Not so. I visited the Austrian capital for the first time recently and, as well as enjoying all of its better-known attractions, came across one particular gem that has made a lasting impression. Set in the relatively tourist-free third district of the city, Landstraße, Museum Hundertwasser is a wibbly-wobbly shaped setting for the colourful and often controversial works of Friedensreich Hundertwasser (1928-2000).

Imagine the anthesis of Sarah Beeny’s ‘stay neutral’ property development advice…this was a man with a passion for colour and an eye for architecture unlike anything I’ve ever seen before.
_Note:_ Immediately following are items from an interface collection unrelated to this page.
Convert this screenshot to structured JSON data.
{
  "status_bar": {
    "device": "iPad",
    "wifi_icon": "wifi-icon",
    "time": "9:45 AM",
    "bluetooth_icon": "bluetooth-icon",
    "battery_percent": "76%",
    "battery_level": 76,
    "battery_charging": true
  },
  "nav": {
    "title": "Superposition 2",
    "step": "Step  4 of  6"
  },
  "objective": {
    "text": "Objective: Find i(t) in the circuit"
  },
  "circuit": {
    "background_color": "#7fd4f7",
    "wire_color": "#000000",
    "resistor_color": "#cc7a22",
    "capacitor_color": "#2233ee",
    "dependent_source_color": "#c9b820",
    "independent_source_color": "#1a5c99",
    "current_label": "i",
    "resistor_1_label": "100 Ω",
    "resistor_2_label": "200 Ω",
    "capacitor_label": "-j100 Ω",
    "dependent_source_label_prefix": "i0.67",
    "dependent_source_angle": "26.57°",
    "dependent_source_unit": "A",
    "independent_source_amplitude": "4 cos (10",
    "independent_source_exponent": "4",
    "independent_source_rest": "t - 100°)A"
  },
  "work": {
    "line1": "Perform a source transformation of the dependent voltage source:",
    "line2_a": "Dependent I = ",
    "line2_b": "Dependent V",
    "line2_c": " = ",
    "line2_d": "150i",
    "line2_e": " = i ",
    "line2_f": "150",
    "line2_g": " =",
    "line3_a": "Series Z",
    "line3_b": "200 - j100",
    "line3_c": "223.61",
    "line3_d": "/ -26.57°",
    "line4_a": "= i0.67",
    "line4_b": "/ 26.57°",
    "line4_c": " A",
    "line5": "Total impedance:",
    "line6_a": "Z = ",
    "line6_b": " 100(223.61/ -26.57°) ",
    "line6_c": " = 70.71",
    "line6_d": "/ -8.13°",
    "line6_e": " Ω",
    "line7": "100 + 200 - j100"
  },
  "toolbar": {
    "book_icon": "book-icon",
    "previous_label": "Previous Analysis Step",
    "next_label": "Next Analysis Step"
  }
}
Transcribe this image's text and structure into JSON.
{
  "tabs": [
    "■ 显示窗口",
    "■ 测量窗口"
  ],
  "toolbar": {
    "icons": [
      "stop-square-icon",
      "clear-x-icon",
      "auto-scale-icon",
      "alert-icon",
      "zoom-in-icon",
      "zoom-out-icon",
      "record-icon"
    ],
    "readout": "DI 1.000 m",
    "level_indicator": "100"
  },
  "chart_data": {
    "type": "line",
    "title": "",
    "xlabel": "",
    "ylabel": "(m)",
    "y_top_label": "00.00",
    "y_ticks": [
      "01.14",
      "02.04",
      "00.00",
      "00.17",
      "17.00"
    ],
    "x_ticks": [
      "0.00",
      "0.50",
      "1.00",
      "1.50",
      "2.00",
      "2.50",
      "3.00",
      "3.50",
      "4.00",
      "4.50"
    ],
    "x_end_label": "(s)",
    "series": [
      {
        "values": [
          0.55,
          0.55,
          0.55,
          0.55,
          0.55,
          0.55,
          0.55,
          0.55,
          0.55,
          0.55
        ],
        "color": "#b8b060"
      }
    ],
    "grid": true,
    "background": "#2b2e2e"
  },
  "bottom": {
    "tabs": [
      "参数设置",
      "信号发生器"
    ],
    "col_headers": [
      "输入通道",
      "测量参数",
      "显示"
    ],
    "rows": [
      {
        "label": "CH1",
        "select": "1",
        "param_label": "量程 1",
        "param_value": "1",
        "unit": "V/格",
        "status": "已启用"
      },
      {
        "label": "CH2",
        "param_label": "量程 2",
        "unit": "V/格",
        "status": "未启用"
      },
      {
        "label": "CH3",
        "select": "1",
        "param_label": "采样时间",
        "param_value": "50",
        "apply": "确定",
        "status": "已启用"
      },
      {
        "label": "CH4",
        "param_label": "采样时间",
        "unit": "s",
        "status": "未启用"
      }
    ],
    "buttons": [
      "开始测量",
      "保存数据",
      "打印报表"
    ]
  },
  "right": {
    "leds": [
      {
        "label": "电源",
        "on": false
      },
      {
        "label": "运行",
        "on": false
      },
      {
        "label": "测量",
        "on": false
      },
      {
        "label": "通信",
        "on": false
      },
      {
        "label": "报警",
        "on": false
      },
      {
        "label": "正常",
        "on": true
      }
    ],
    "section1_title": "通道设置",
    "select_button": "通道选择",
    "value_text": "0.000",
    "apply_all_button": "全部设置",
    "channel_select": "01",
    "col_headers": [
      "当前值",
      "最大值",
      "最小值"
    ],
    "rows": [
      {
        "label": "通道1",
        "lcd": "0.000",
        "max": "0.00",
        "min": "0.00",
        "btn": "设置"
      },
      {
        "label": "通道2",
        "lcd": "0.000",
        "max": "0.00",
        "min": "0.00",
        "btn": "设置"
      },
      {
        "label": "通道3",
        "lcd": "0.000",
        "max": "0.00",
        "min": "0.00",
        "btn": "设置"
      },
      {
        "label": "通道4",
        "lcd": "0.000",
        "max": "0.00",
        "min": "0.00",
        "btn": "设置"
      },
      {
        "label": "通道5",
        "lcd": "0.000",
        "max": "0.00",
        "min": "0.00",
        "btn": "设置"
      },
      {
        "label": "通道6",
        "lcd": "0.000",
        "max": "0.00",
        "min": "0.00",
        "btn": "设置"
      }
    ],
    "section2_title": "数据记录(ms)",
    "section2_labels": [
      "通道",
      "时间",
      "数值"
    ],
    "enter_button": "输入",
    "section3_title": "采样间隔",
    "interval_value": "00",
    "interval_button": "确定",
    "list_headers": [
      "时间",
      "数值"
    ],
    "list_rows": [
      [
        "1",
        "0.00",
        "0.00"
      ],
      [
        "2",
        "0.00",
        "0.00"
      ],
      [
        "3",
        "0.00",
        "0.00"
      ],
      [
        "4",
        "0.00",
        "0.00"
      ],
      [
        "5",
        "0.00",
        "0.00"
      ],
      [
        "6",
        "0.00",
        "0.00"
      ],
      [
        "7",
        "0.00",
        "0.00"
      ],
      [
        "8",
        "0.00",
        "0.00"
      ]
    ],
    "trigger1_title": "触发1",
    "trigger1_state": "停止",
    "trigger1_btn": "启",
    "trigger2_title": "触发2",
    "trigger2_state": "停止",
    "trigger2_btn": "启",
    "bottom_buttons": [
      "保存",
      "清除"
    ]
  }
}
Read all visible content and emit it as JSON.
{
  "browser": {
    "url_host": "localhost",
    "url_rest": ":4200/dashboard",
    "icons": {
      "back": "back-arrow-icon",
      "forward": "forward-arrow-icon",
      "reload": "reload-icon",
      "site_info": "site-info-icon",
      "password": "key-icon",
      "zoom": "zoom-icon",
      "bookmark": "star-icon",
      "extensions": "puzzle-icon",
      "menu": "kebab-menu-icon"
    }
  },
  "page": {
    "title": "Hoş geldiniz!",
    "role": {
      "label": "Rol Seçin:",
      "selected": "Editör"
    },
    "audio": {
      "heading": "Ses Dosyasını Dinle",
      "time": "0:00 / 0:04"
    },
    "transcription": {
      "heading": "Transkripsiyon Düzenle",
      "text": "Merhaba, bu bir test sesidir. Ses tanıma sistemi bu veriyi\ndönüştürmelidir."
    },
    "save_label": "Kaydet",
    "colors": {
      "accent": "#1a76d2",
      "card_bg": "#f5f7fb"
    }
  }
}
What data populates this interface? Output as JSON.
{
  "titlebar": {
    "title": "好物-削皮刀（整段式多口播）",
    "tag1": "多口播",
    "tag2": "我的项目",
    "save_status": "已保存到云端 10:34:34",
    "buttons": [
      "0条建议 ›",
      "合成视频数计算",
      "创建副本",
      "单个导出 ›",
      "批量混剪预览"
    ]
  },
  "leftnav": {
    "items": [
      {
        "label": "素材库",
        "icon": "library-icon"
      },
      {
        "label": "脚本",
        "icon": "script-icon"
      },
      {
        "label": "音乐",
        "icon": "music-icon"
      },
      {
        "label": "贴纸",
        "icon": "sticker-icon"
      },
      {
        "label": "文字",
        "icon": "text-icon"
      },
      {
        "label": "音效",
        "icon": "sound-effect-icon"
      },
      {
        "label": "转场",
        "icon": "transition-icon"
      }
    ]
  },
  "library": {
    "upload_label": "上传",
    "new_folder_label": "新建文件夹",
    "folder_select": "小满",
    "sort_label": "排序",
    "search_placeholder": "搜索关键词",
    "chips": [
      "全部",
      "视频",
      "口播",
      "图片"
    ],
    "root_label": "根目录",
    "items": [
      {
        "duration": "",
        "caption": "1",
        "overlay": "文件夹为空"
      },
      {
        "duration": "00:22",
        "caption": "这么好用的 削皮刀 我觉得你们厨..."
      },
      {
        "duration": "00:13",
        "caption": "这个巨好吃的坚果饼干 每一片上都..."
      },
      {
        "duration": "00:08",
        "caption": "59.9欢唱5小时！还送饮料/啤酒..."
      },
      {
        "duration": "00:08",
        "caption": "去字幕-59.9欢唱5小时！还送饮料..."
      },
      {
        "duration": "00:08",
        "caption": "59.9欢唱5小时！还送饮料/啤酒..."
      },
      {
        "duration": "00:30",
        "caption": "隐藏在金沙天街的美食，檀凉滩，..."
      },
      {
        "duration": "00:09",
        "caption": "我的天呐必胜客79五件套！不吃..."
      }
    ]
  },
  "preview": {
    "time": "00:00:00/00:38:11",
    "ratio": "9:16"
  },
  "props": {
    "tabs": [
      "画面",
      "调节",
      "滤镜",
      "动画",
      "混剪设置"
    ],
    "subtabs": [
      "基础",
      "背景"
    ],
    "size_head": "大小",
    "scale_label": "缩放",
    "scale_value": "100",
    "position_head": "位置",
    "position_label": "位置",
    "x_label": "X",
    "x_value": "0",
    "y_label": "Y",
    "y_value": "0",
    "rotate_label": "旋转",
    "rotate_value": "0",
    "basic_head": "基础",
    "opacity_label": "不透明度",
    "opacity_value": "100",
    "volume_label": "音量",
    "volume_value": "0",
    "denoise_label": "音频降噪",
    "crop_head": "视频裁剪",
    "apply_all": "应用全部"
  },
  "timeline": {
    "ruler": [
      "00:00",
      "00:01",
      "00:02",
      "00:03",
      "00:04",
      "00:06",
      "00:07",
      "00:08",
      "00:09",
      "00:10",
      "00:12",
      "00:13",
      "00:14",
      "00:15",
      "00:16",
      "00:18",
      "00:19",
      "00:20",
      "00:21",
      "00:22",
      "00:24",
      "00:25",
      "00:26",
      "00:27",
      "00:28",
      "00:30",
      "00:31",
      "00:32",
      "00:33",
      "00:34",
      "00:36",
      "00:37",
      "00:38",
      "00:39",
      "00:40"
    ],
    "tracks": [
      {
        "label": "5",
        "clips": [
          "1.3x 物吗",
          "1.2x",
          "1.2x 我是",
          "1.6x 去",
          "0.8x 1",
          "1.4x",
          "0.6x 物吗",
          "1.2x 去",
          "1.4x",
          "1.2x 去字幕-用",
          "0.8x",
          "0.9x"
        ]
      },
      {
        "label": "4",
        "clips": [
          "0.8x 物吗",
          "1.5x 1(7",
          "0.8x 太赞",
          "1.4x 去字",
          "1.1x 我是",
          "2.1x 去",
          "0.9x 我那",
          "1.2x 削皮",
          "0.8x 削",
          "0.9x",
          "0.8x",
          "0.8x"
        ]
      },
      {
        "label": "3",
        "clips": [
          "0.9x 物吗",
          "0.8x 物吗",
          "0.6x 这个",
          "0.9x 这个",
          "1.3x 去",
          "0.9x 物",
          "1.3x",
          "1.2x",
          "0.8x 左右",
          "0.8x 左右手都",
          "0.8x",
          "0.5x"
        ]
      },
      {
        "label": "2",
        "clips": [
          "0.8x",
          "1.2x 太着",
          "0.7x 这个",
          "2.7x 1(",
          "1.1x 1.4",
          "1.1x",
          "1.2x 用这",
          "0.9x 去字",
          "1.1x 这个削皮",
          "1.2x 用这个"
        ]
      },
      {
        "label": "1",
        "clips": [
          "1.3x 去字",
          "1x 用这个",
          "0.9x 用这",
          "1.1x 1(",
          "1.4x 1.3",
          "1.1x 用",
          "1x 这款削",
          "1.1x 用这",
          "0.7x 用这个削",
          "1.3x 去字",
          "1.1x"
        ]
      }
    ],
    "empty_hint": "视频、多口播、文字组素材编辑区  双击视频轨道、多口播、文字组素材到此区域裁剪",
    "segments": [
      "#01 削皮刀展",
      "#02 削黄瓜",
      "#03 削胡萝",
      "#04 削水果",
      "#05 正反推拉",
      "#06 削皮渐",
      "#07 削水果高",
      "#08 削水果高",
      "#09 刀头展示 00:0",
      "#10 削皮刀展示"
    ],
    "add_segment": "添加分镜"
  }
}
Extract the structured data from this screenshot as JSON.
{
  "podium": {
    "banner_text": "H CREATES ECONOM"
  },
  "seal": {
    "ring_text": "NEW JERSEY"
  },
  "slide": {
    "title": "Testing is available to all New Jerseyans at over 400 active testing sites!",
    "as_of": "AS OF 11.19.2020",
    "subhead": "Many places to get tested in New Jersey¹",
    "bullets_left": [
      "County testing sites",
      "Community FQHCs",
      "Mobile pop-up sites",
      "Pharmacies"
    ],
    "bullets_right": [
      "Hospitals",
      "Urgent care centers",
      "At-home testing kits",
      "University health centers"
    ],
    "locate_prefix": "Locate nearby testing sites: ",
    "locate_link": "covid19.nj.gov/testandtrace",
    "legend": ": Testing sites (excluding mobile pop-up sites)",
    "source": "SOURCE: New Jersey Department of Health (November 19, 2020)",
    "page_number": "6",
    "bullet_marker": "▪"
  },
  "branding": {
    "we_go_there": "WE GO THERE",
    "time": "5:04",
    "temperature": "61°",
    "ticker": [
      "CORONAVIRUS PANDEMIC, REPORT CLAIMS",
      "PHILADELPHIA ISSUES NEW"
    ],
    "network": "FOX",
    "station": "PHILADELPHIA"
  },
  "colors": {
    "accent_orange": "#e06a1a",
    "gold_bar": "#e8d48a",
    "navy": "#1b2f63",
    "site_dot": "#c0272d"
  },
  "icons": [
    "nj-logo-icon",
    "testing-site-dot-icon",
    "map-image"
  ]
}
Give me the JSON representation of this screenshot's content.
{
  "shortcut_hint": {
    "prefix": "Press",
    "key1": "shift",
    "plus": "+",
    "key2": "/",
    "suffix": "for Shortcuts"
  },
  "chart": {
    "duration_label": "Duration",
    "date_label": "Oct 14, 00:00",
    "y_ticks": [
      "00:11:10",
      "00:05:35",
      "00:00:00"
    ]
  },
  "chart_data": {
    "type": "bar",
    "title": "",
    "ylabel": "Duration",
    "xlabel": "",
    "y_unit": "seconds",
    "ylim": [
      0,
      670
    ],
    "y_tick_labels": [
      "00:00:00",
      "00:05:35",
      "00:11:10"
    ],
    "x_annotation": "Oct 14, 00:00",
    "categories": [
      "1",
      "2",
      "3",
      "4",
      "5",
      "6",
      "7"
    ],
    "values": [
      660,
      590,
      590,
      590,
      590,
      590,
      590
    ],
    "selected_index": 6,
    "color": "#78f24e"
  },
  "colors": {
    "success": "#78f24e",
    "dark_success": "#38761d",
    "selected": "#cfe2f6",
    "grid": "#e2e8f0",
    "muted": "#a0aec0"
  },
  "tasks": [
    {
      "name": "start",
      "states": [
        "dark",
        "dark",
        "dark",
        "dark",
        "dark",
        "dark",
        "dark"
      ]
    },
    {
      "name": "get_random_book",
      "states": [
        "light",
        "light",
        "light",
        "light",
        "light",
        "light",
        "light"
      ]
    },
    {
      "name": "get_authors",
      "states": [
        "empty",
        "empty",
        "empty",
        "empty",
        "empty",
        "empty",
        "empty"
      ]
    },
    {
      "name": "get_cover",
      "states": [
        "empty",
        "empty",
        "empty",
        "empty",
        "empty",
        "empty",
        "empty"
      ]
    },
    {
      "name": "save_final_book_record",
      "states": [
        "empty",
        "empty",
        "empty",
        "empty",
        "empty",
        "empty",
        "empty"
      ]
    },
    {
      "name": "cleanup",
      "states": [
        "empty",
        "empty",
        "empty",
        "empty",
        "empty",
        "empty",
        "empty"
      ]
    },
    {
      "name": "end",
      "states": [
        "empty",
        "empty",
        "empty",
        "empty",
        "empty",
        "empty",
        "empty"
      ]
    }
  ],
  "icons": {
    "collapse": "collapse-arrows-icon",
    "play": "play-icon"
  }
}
Alongside vibrant and occasionally disturbing paintings in brilliant shades of cobalt blue, lime green, scarlet and gold, set above intentionally uneven floors, sit scale models of formerly utilitarian buildings given the Hundertwasser treatment. Long before Tellytubbies hit our TV screens, he’d already conceived living spaces with undulating grass-topped roofs – Friedensreich abhorred straight lines – and lent his unique design style to a host of Austrian architecture ranging from a motorway service station and factory, to a new district heating plant and even a church.

Whatever your personal tastes and artistic understanding (mine being minimal!), I would thoroughly recommend a couple of hours spent touring this remarkable building for a glimpse inside the mind of a man who certainly saw the world through multi-coloured spectacles. Karen Carpenter.